The Emmy Award for “Years of Living Dangerously” was in the category of non-fiction, but fiction might have been a more appropriate category because the facts simply do not bear out many of the gloom and doom predictions.

Take the Field Museum clock, for example. Ecologists use models—mathematical equations—to predict that “Every day, up to 105 species are lost” for a rate of 10 percent per decade.

Fortunately when the model predictions are put up against actual data, they aren’t borne out. In the case of endangered species, the International Union for the Conservation of Nature (IUCN) documents only 800 extinctions over the past 400 years and none were reported in 2015.

Now consider the dire prediction regarding global warming and think of climate like golf. It is easy to see where the ball has landed after it has been hit, but difficult to construct a model to predict with much confidence where the next ball will land. There are just too many variables.

The actual record of global land-ocean surface temperatures shows that they have been rising at a rate of 0.67°C (1° Fahrenheit) per century (measured in terms of the deviations of annual mean global temperatures from the 1951-80 average). At that rate, it will take more than 500 years for the earth to heat up 4°C (7° Fahrenheit)—the temperature that many scientists claim would be catastrophic. Even by fitting a curve to the data, rather than a straight line, it still would take more than 130 years to reach the danger level. Yes, temperatures are rising, but not at a catastrophic gloom and doom rate.

Not only are temperatures not rising as fast as climate models predict, CO2 emissions in the United States are not continuing to rise either. Between 2000 and 2013, CO2 emissions fell from 5.5 billion metric tons to 4.9 billion metric tons, a rate of 0.7 percent per year. During the same period, emissions per capita declined at an average annual rate of 1.4 percent and emissions per unit of GDP declined 2.4 percent.

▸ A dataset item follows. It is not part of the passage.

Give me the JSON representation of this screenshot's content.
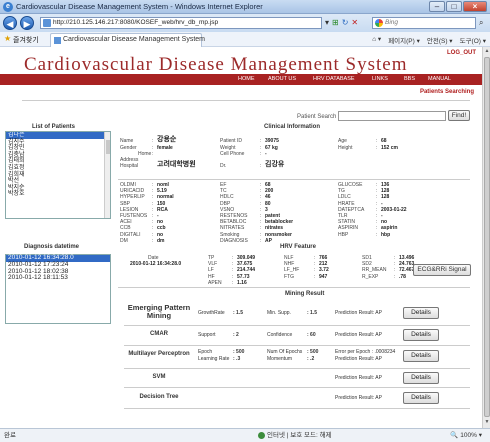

Perhaps even more interesting than declining carbon emissions is evidence that this is not due to government regulations. Hoover research fellow Carson Bruno, hypothesized that California’s aggressive anti-carbon policies would make the “Golden State” shine compared to other states, “especially given the U.S.’s overall lackadaisical approach to climate change.” Using U.S. Energy Information Agency data, he found that California CO2 emissions reductions were about the same as the other 49 states on all measures. In other words California’s ambitious anti-carbon regulations are not reducing CO2 emissions any faster, but they are very costly. Moreover, the main reason why carbon emissions are declining is that entrepreneurs are finding more efficient way to use fossil fuels and new ways of generating energy.

The final example of gloom and doom that just isn’t true is forest cover. From an early age children are taught to recycle paper as a way of saving trees. The first reason this is a myth is that paper is produced mainly from plantation forests planted to be harvested and planted again. While those trees are growing, they are sequestering carbon, which, when converted into paper and disposed of in a landfill, sequesters that carbon for a long time.  The same is true for houses made mainly from lumber.

The fact is that forest cover in the United States has remained constant despite concerns of urban sprawl thought to “pave paradise and put in a parking lot,” as sung by Joni Mitchell. For the past decade, forest cover has been approximately 33 percent, slightly above the global average of 31 percent.

As with carbon emissions, abundant forest cover is not due to the federal government’s forest management policies. Yes, timber production on U.S. Forest Service lands has declined by 83 percent since the spotted owl in the Pacific Northwest and other environmental scare stories stifled logging in the 1990s. However, as unmanaged forests have become denser and older, they have also become more susceptible to drought, fire, disease, and insects. As a result, forest mortality has tripled as harvesting has declined leaving our national forests with a negative growth rate.

To be sure, we humans need to be cognizant of the limits to Mother Nature’s bounty, and we need to improve her productivity through human ingenuity. Rather than despair, we can celebrate Earth Day 2016 knowing that the environment is getting better all the time.

Terry L. Anderson is a senior fellow at Stanford University’s Hoover Institution and at the Property and Environment Research Center, Bozeman, Montana. His most recent book is Free Market Environmentalism for the Next Generation (2015).